The serialization model holds that we read words left to right, one letter at a time. This seems convincing at first; we definitely read shorter words faster than long words. However, we can disprove the central assumptions ourselves. Compare the time it takes you to read:
The most commonly accepted model today is thus the parallel model. This model says that "the letters within a word are recognized simultaneously, and the letter information is used to recognize the words." This model is based on modern eye capture technology; for example, we read not by smoothly skimming a line but by jumping between key points in each word--movements called "saccades." 10-15% of saccades are actually backwards moving.

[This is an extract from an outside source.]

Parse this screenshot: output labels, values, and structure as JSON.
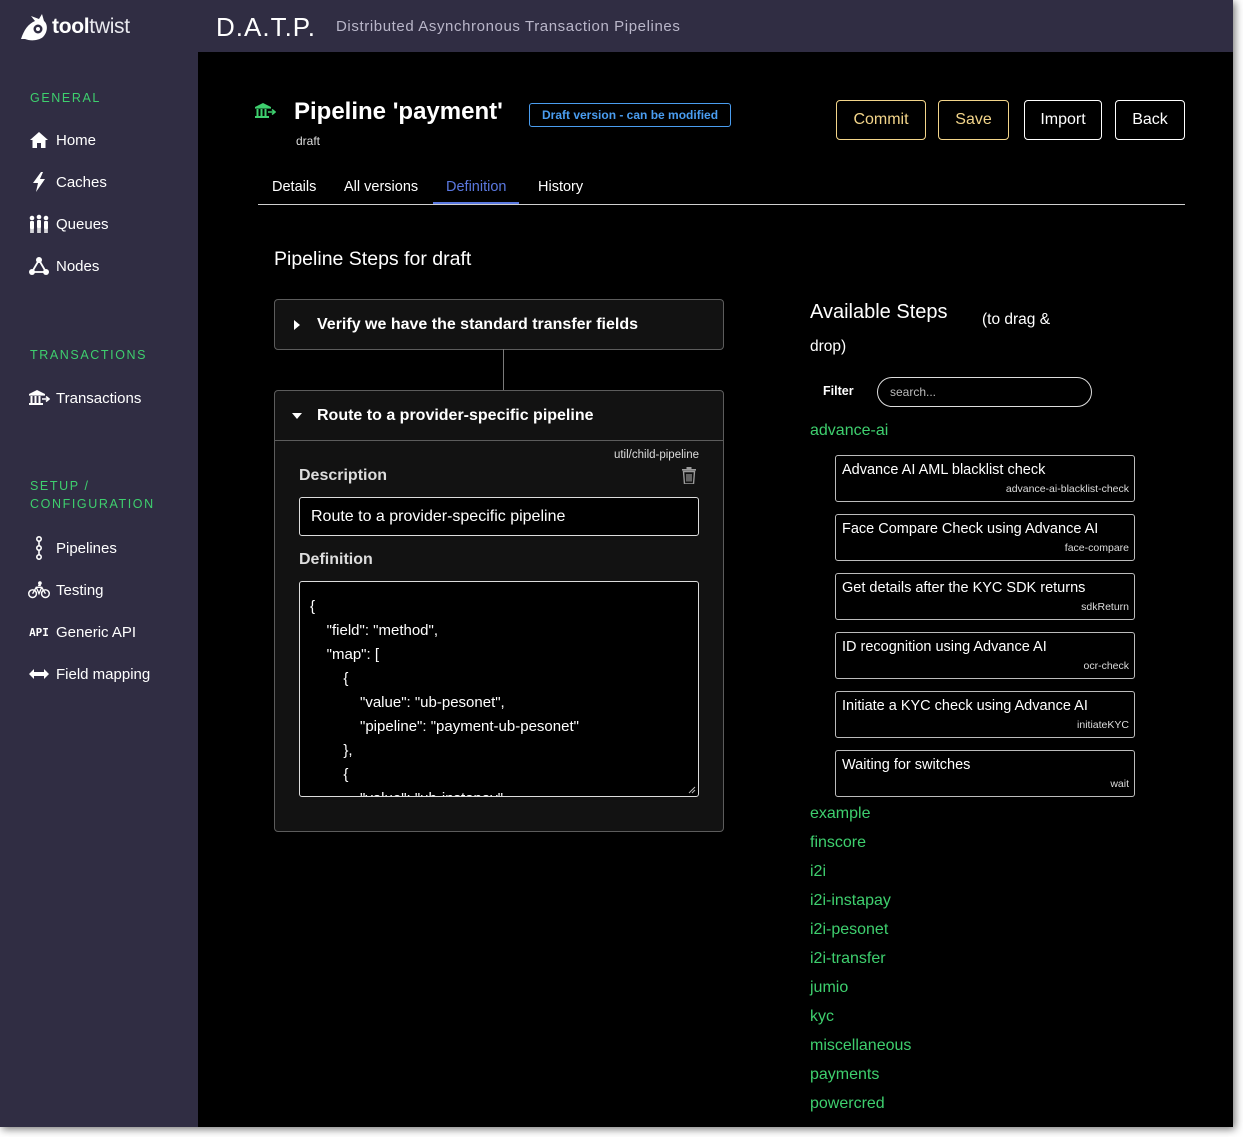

The eye movement literature demonstrates that we are using letter information to recognize words, as we are better able to read when more letters are available to us. We combine abstracted letter information across saccades to help facilitate word recognition, so it is letter information that we are gathering in the periphery. And finally we are using word space information to program the location of our next saccade.
Haber & Schindler 1981 found that readers were twice as likely to fail to notice a misspelling in a proofreading task when the misspelling was consistent with word shape (tesf, 13% missed) than when it was inconsistent with word shape (tesc, 7% missed). This however, could simply be an issue of letter shape--"f" looks similar to "t", which doesn't necessarily mean the issue is that the whole word shape is changed. Likewise, in another study, "tban" was 15% missed and "tnan" was 19% missed, while "tdan" was only 8% missed and "tman" 10% missed. Thus, having a similar letter shape--b and n--is more important than a similar word shape "d" but different letter shape, or a different word and letter shape "m".
So the tldr from all this is that it probably is letter shape and order we're looking at, not word shape. We recognize individual letters in parallel and use that accrued information to recognize words; we don't read serially.
But the ability of humans to read only the bottom 1/4 of text and still get the right words seems to invalidate this. Neither a consistent letter or word shape is needed for reading--the shape of "biscuit" as a whole is obviously different when the top is chopped off and yet we can read it. Likewise, the same ease is possible with only the top 1/4 of text. Interestingly, a word like "think" can't be read from the bottom 1/4 as serial phonetic letters, given the middle chunk are indistinguishable from each other; it's impossible to identity "i", "h", and "n" from each other when the top is chopped off and they are isolated.
So this is definitely another nail in the coffin of the word shape model, and it complicates the parallel model. We can certainly be sure we haven’t got everything.
When it comes to bottom reading, a key thing to note is that it’s easy to read words in sentences, but not in isolation, despite both examples containing only the bottoms of words. This supports a more heavily contextual model of reading; when we have the general gist, we can run a mental ‘autocorrect’ model of what the next word is likely to be, cross-referencing this with the forms we actually see. For example:
Is harder to comprehend than: